RECORDS TO USE Block Start
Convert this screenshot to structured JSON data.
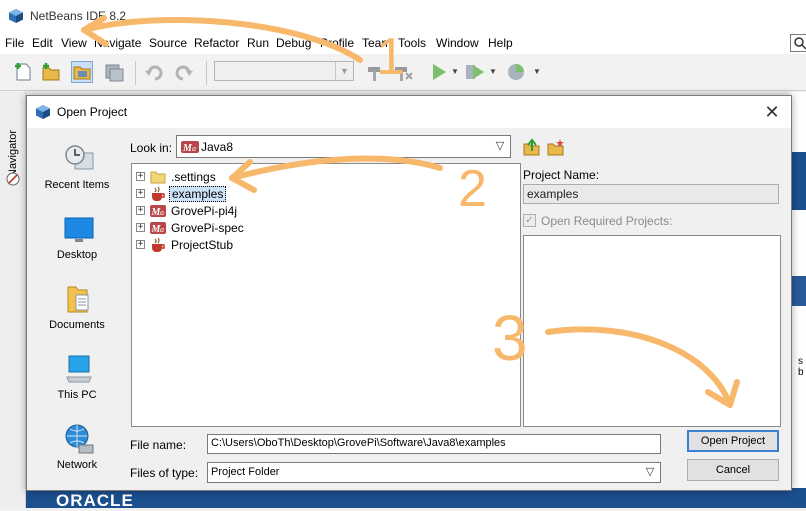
{
  "ide": {
    "title": "NetBeans IDE 8.2",
    "menu": [
      "File",
      "Edit",
      "View",
      "Navigate",
      "Source",
      "Refactor",
      "Run",
      "Debug",
      "Profile",
      "Team",
      "Tools",
      "Window",
      "Help"
    ],
    "navigator_label": "Navigator",
    "right_snippet": "s b",
    "oracle_text": "ORACLE"
  },
  "dialog": {
    "title": "Open Project",
    "places": [
      "Recent Items",
      "Desktop",
      "Documents",
      "This PC",
      "Network"
    ],
    "look_in_label": "Look in:",
    "look_in_value": "Java8",
    "tree": [
      {
        "label": ".settings",
        "icon": "folder-icon",
        "selected": false
      },
      {
        "label": "examples",
        "icon": "coffee-cup-project-icon",
        "selected": true
      },
      {
        "label": "GrovePi-pi4j",
        "icon": "maven-project-icon",
        "selected": false
      },
      {
        "label": "GrovePi-spec",
        "icon": "maven-project-icon",
        "selected": false
      },
      {
        "label": "ProjectStub",
        "icon": "coffee-cup-project-icon",
        "selected": false
      }
    ],
    "project_name_label": "Project Name:",
    "project_name_value": "examples",
    "open_required_label": "Open Required Projects:",
    "file_name_label": "File name:",
    "file_name_value": "C:\\Users\\OboTh\\Desktop\\GrovePi\\Software\\Java8\\examples",
    "files_of_type_label": "Files of type:",
    "files_of_type_value": "Project Folder",
    "open_button": "Open Project",
    "cancel_button": "Cancel"
  },
  "annotations": [
    "1",
    "2",
    "3"
  ],
  "colors": {
    "annotation": "#f8b86b",
    "selection": "#cde3f8",
    "default_button_border": "#3c7fd1",
    "oracle_blue": "#1c4f8e"
  }
}
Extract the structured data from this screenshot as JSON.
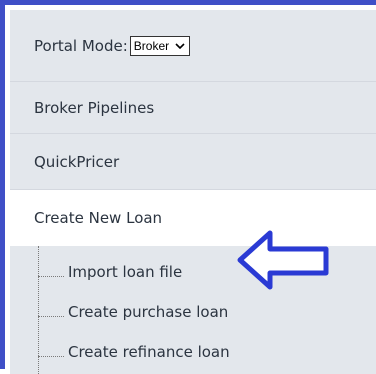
{
  "menu": {
    "portal_mode": {
      "label": "Portal Mode:",
      "selected": "Broker",
      "chevron_icon": "chevron-down-icon"
    },
    "items": [
      {
        "label": "Broker Pipelines"
      },
      {
        "label": "QuickPricer"
      },
      {
        "label": "Create New Loan"
      }
    ],
    "submenu": [
      {
        "label": "Import loan file"
      },
      {
        "label": "Create purchase loan"
      },
      {
        "label": "Create refinance loan"
      }
    ]
  },
  "annotation": {
    "arrow_icon": "left-arrow-icon",
    "arrow_color": "#2a3ad4"
  },
  "colors": {
    "frame_border": "#3f4fc7",
    "menu_bg": "#e3e7ec",
    "text": "#2b3440"
  }
}
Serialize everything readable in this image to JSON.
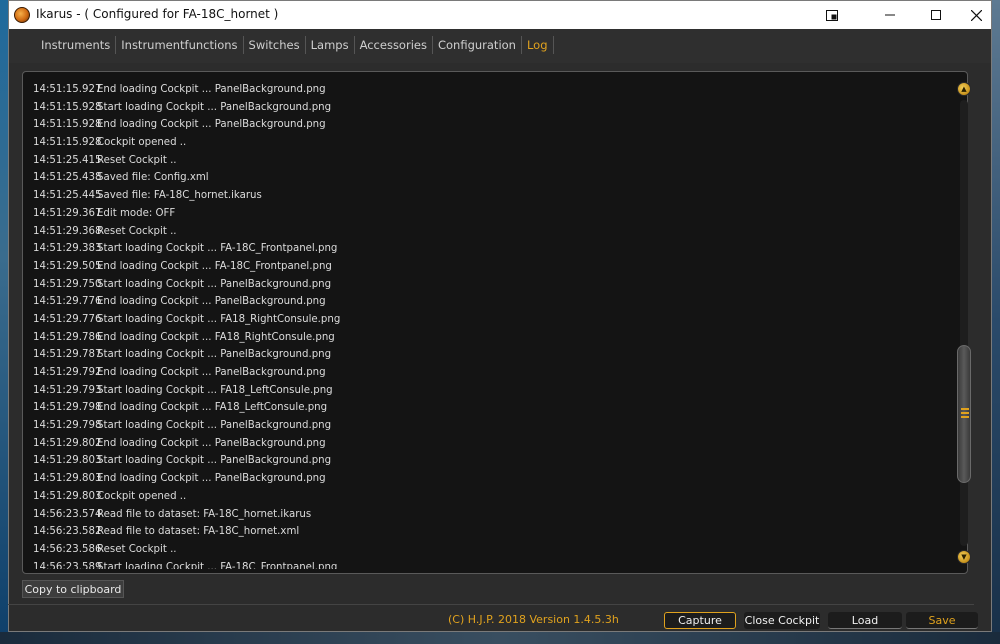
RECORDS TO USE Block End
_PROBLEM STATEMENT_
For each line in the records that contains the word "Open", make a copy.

_WRITTEN SOLUTION_
    "title": "Open Project",
    "open_required_label": "Open Required Projects:",
    "open_button": "Open Project",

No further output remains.